Study the list of key words, dates and names. How many can you accurately complete? a _ _ _ _ _ _ _ _ 180 _ 18 _ 3 p _ _ _ _ _ _ _ _t m _ _ _ _ _ _ _ _ _ o _ _ _ a _ _ i _ _ c _ _ _ _ _ _ w _ _ _ _ f _ _ _ _ _ _ _ _ r _ _ _ e £ _ _ m _ _ _ _ _ q _ _ _ _ _ _ p _ _ _ _ _ _ n
AIMS: To examine the case of the slave ship Zong and the impact it had on the growing abolitionist movement. Success Criteria You can describe what happened on board the Zong You can evaluate the impact it had on the abolitionist campaign.
Case Study: The Zong On 6 th September 1781 the slave ship Zong sailed from Africa to Jamaica. There were 17 crew and 442 slaves on board. By November 7 of the crew and 60 of the slaves had died, many more of the slaves were ill, and the ship’s captain, Luke Collingwood, knew he would be unable to sell them.
THE PLAN The captain, along with the other officers, agreed a monstrous plan to kill the sick slaves and claim compensation from the ship’s insurance company for loss of cargo. The plan was to claim that the ship was running out of water and in order to save some of the slaves the sick ones had to be thrown overboard. Over the next few days at least 133 sick slaves some chained together, were thrown overboard. On 1 st December 42 slaves were thrown overboard but the next day it rained and when the Zong docked in Jamaica on the 22 nd it had 191 slaves and 420 gallons of fresh water left.
Key Terms: There was huge debate about which crime Luke Collingwood deserved to be charged with: Murder – to intentionally kill a person Manslaughter – the crime of killing a person when the person did not intend to do it Fraud – the crime of getting money by deceiving people.
The Ship’s owners claimed £30 for each dead slave, the insurance for the lost cargo, on the grounds that the ship had run out of water so some slaves had to be killed in order to save the crew and other slaves. The insurance company refused to pay and accused the ship’s owners of fraud and the case went to court. The owners’ lawyer said “ what is all this talk of human people being thrown overboard? This is a case of goods. It is a case about throwing over of goods. They (the slaves) are goods and property” The Judge decided the insurers had to pay up.
Influence on the abolitionist movement Brief reports of the case appeared in newspapers but, at first, it had very little effect on public opinion. The anti-slavery campaigner Granville Sharp tried, unsuccessfully, to have the ship's crew prosecuted for murder. He wrote to men in high positions – in politics, the law, the Church, anyone of influence – about the Zong case. Sharp was determined to expose the killings in the hope of ending slavery itself. Few bothered to reply.
However, Sharp did have some success. He sent an account of the Zong massacre to William Dillwyn, a Quaker, and shortly after, in 1783, the first anti slavery petition, signed by 273 Quakers, was submitted to parliament.
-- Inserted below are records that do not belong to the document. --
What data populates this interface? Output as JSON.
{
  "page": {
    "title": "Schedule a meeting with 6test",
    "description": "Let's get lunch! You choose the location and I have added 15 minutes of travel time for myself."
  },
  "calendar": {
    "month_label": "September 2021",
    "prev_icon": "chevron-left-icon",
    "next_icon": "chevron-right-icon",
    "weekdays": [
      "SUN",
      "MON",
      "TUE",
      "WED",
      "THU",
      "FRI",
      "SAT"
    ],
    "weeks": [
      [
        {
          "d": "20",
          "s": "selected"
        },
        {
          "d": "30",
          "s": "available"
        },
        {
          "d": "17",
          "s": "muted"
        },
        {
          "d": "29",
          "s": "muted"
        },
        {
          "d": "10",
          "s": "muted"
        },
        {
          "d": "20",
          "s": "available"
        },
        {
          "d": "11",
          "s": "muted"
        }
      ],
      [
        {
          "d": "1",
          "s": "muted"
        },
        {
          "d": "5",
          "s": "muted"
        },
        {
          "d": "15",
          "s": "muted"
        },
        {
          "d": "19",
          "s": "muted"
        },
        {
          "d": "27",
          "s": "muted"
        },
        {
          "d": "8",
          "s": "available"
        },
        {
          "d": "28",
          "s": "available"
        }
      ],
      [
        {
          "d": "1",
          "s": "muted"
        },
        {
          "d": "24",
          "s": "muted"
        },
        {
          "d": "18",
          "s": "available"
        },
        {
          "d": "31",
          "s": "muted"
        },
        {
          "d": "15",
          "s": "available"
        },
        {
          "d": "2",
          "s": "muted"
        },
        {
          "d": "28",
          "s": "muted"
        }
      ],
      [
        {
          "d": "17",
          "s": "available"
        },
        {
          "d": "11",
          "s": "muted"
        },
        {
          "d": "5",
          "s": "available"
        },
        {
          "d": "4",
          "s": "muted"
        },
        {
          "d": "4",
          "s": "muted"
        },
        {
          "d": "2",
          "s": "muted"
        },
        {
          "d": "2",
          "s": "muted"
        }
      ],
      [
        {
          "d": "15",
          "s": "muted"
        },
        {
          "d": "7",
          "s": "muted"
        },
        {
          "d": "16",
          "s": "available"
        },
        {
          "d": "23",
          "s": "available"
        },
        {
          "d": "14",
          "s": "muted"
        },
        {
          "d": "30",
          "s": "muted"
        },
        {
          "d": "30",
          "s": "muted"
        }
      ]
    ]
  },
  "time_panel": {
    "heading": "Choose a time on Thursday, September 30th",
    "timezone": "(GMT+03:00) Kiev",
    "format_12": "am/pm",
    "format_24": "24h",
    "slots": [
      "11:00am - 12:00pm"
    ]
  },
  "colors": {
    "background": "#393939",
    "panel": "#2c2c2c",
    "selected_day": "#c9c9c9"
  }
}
Key Word: Petition A document signed by a large number of people demanding action from the government. In the following years, the case was referred to time and again when men wrote about the slave trade. The Zong killings offered a powerful example of the horrors of the trade and stimulated the development of the abolitionist movement in Britain, which dramatically expanded in size and influence in the late 1780s.
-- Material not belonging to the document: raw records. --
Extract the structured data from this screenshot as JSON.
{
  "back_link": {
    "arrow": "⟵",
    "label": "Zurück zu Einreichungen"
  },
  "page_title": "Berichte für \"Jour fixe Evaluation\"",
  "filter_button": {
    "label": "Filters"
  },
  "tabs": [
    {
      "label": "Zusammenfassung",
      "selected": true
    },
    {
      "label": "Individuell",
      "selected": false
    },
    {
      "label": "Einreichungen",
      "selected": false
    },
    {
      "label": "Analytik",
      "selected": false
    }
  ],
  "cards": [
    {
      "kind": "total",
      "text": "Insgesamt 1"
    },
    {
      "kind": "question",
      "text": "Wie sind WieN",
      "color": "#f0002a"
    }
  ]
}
. Yet the deliberate killings of Africans during voyages of slave ships did not end following the Zong. Indeed they actually increased in the early 19th century. When Royal Navy vessels chased suspected illegal slave ships, the slavers' crews often threw Africans overboard rather than be caught with slaves on board and have the vessels impounded.